In a new study released by the UCLA AIDS Institute, youth who have been homeless for period between one day and six months are more likely to engage in risky sexual behavior while in nonfamily settings (e.g. a friend's home, abandoned buildings, or the street).
Despite the positive results obtained from circumcision studies of heterosexual men in Africa, findings of a study published in the December 15 issue of the Journal of Acquired Immune Deficiency Syndromes show there is no evidence that being circumcised protects against HIV infection among U.S. black or Latino men who have sex with men (MSM), even among those who said they also had sex with women and/or practiced insertive intercourse only, AIDSmap.com reports.
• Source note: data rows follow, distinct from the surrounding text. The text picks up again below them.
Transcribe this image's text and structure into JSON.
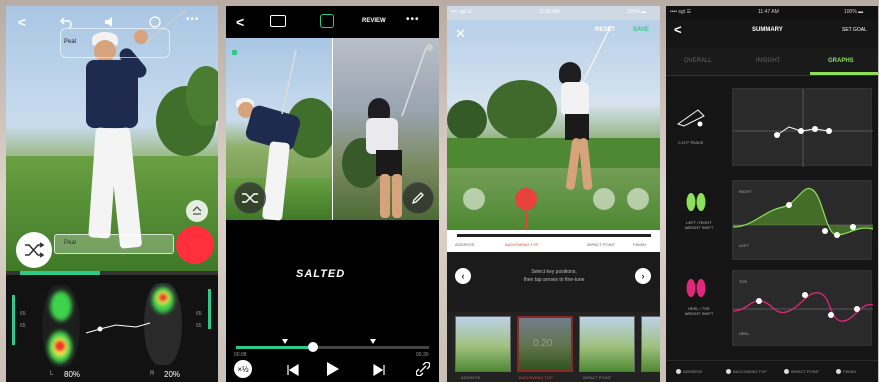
{
  "panel1": {
    "label_left": "L",
    "value_left": "80%",
    "label_right": "R",
    "value_right": "20%",
    "tag_top": "Peal",
    "tag_bottom": "Peal",
    "scale_left": [
      "65",
      "65"
    ],
    "scale_right": [
      "65",
      "65"
    ],
    "more": "•••",
    "back": "<"
  },
  "panel2": {
    "back": "<",
    "review_label": "REVIEW",
    "more": "•••",
    "brand": "SALTED",
    "time_start": "00:08",
    "time_end": "00:30"
  },
  "panel3": {
    "status_carrier": "•••• sgt ☰",
    "status_time": "11:05 AM",
    "status_battery": "100% ▬",
    "close": "✕",
    "reset": "RESET",
    "save": "SAVE",
    "positions": [
      "ADDRESS",
      "BACKSWING TOP",
      "IMPACT POINT",
      "FINISH"
    ],
    "instructions": "Select key positions,\nthen tap arrows to fine-tune",
    "thumb_value": "0.20",
    "thumb_labels": [
      "ADDRESS",
      "BACKSWING TOP",
      "IMPACT POINT",
      ""
    ],
    "accent_red": "#e8423d",
    "accent_green": "#2ec98a"
  },
  "panel4": {
    "status_carrier": "•••• sgt ☰",
    "status_time": "11:47 AM",
    "status_battery": "100% ▬",
    "back": "<",
    "title": "SUMMARY",
    "set_goal": "SET GOAL",
    "tabs": [
      "OVERALL",
      "INSIGHT",
      "GRAPHS"
    ],
    "rows": [
      {
        "label": "C.O.P TRACE",
        "icon": "club-path-icon"
      },
      {
        "label": "LEFT / RIGHT\nWEIGHT SHIFT",
        "icon": "feet-green-icon",
        "top": "RIGHT",
        "bottom": "LEFT"
      },
      {
        "label": "HEEL / TOE\nWEIGHT SHIFT",
        "icon": "feet-pink-icon",
        "top": "TOE",
        "bottom": "HEEL"
      }
    ],
    "legend": [
      "ADDRESS",
      "BACKSWING TOP",
      "IMPACT POINT",
      "FINISH"
    ],
    "accent_green": "#8ee05a",
    "accent_pink": "#e0287a"
  }
}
More than two thirds of older lesbian, gay, and bisexual adults say they have provided care to one or more people in the past five years, according to a study published in the Journal of Gay & Lesbian Social Services.
The matter-of-fact display on prostitution was startling enough. Then, a large remote-controlled condom floated above the conference hall. Kay Warren, wife of pastor Rick Warren, wondered, ''What had I gotten myself into?''
A nine-year ban on city funding for needle-exchange programs in the District of Columbia has been lifted, a move city officials say is key to reducing the soaring rate of AIDS and HIV infections in the U.S. capital. President George W. Bush on Wednesday signed a $555 billion federal spending bill that includes a provision allowing the city to spend its own money on programs that provide clean hypodermic needles to drug users. Federal spending packages dating back to 1998 had blocked such programs.
The BBC reports that while plain chocolate is rich in the heart-healthy plant chemical known as flavanols, an editorial in The Lancet indicates that many dark chocolate manufacturers actually remove the flavanols because of their bitter taste.
Syphilis is back: The sexually transmitted disease long associated with 19th-century bohemian life is making an alarming resurgence in Europe. ''Syphilis used to be a very rare disease,'' said Marita van de Laar, MD, an expert in sexually transmitted diseases at the European Centre for Disease Prevention and Control. ''I'm not sure we can say that anymore.'' Most cases of syphilis are in men, and experts point to more risky sex among gay men as the chief cause for the resurgence. But more cases are being seen among heterosexuals, both men and women, too.